ACTIVITY — From the data that follows, copy every line with the string "JSON".

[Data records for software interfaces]
━━━

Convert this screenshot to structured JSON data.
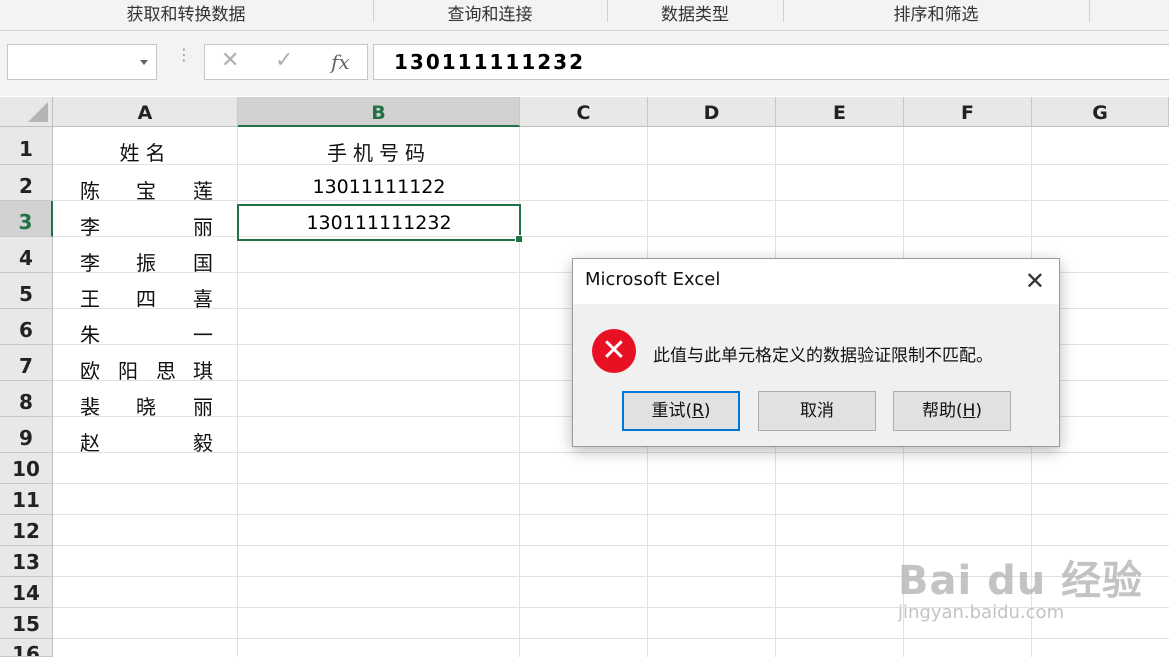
{
  "ribbon": {
    "groups": [
      "获取和转换数据",
      "查询和连接",
      "数据类型",
      "排序和筛选"
    ]
  },
  "formula_bar": {
    "name_box": "",
    "cancel_icon": "✕",
    "enter_icon": "✓",
    "fx_label": "fx",
    "value": "130111111232"
  },
  "columns": [
    "A",
    "B",
    "C",
    "D",
    "E",
    "F",
    "G"
  ],
  "rows": [
    "1",
    "2",
    "3",
    "4",
    "5",
    "6",
    "7",
    "8",
    "9",
    "10",
    "11",
    "12",
    "13",
    "14",
    "15",
    "16"
  ],
  "sheet": {
    "A1": "姓名",
    "B1": "手机号码",
    "names": [
      [
        "陈",
        "宝",
        "莲"
      ],
      [
        "李",
        "",
        "丽"
      ],
      [
        "李",
        "振",
        "国"
      ],
      [
        "王",
        "四",
        "喜"
      ],
      [
        "朱",
        "",
        "一"
      ],
      [
        "欧",
        "阳",
        "思",
        "琪"
      ],
      [
        "裴",
        "晓",
        "丽"
      ],
      [
        "赵",
        "",
        "毅"
      ]
    ],
    "B2": "13011111122",
    "B3": "130111111232"
  },
  "dialog": {
    "title": "Microsoft Excel",
    "close_icon": "✕",
    "error_icon": "✕",
    "message": "此值与此单元格定义的数据验证限制不匹配。",
    "buttons": {
      "retry": "重试(",
      "retry_key": "R",
      "cancel": "取消",
      "help": "帮助(",
      "help_key": "H",
      "close_paren": ")"
    }
  },
  "watermark": {
    "brand": "Bai du 经验",
    "url": "jingyan.baidu.com"
  }
}
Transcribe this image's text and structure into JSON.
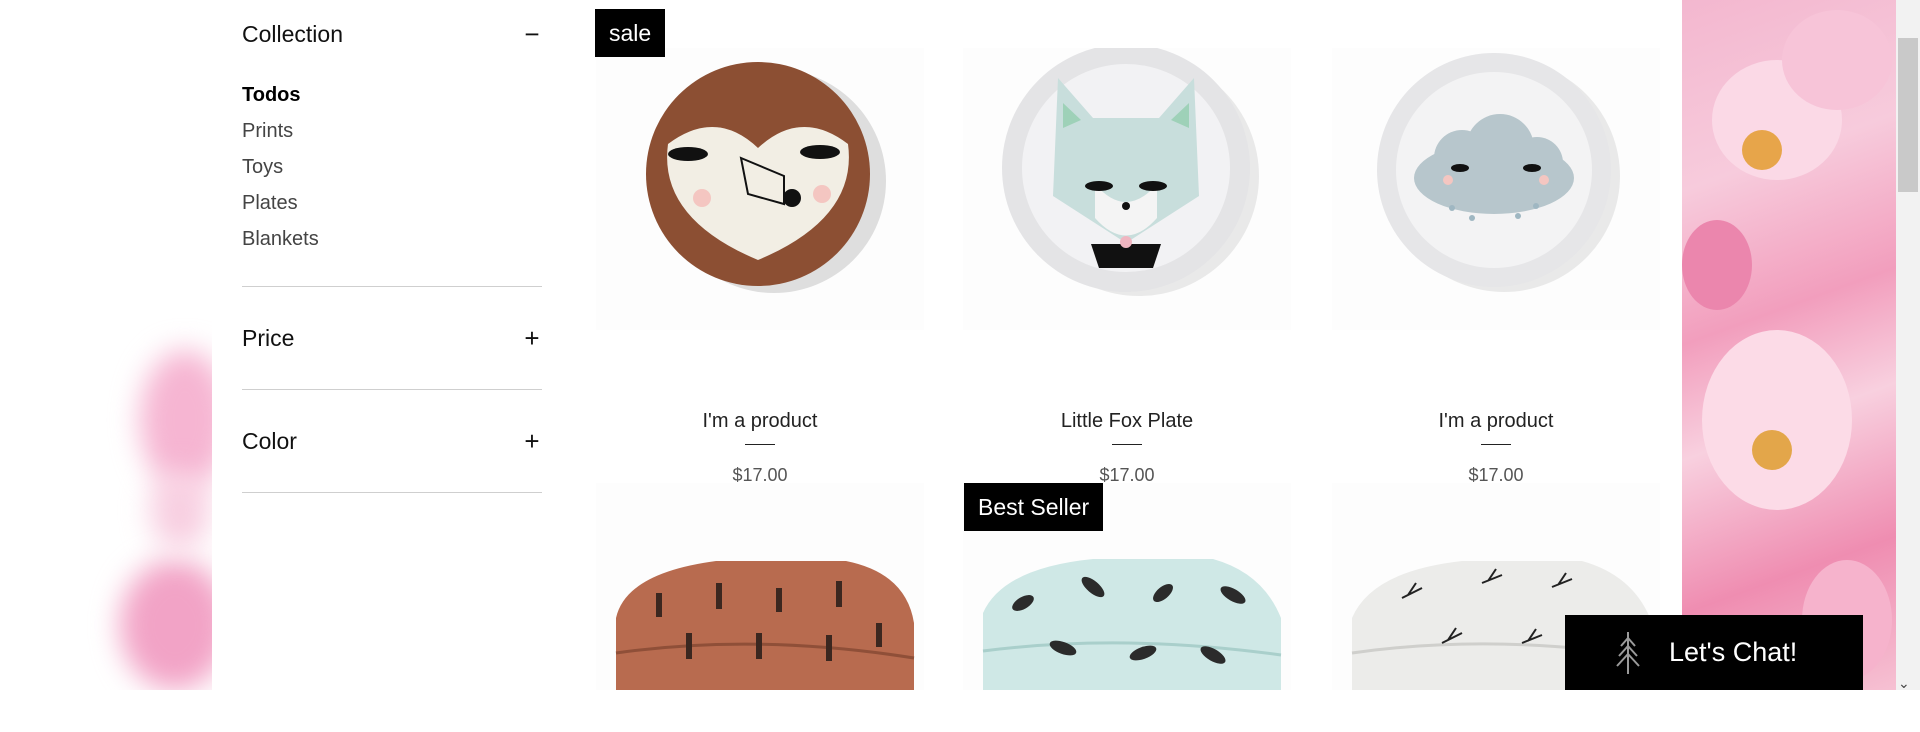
{
  "sidebar": {
    "collection_title": "Collection",
    "collection_toggle": "−",
    "items": [
      {
        "label": "Todos",
        "active": true
      },
      {
        "label": "Prints",
        "active": false
      },
      {
        "label": "Toys",
        "active": false
      },
      {
        "label": "Plates",
        "active": false
      },
      {
        "label": "Blankets",
        "active": false
      }
    ],
    "price_title": "Price",
    "price_toggle": "+",
    "color_title": "Color",
    "color_toggle": "+"
  },
  "products": [
    {
      "name": "I'm a product",
      "price": "$17.00",
      "ribbon": "sale",
      "image": "owl-plate"
    },
    {
      "name": "Little Fox Plate",
      "price": "$17.00",
      "ribbon": "",
      "image": "fox-plate"
    },
    {
      "name": "I'm a product",
      "price": "$17.00",
      "ribbon": "",
      "image": "cloud-plate"
    },
    {
      "name": "",
      "price": "",
      "ribbon": "",
      "image": "cactus-blanket"
    },
    {
      "name": "",
      "price": "",
      "ribbon": "Best Seller",
      "image": "feather-blanket"
    },
    {
      "name": "",
      "price": "",
      "ribbon": "",
      "image": "tree-blanket"
    }
  ],
  "chat": {
    "label": "Let's Chat!",
    "icon": "pine-tree-icon"
  },
  "scrollbar": {
    "down_arrow": "⌄"
  }
}
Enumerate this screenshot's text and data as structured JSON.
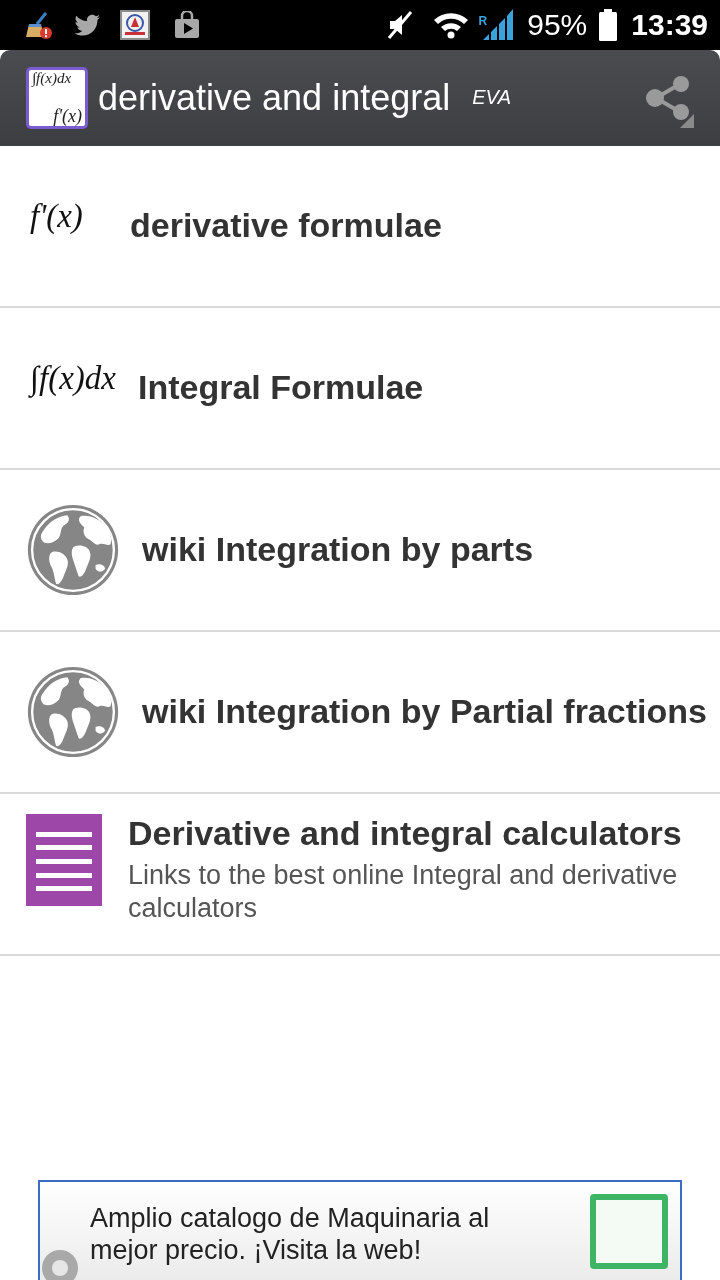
{
  "status_bar": {
    "roaming": "R",
    "battery": "95%",
    "time": "13:39"
  },
  "action_bar": {
    "logo": [
      "∫f(x)dx",
      "f'(x)"
    ],
    "title": "derivative and integral",
    "tag": "EVA"
  },
  "items": [
    {
      "kind": "formula",
      "formula": "f'(x)",
      "title": "derivative formulae"
    },
    {
      "kind": "formula",
      "formula": "∫f(x)dx",
      "title": "Integral Formulae"
    },
    {
      "kind": "globe",
      "title": "wiki Integration by parts"
    },
    {
      "kind": "globe",
      "title": "wiki Integration by Partial fractions"
    },
    {
      "kind": "document",
      "title": "Derivative and integral calculators",
      "subtitle": "Links to the best online Integral and derivative calculators"
    }
  ],
  "ad": {
    "text": "Amplio catalogo de Maquinaria al mejor precio. ¡Visita la web!"
  }
}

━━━

EXERCISE OUTPUT —
Convert this screenshot to structured JSON data.
Transcribe this image's text and structure into JSON.
Enumerate this screenshot's text and data as structured JSON.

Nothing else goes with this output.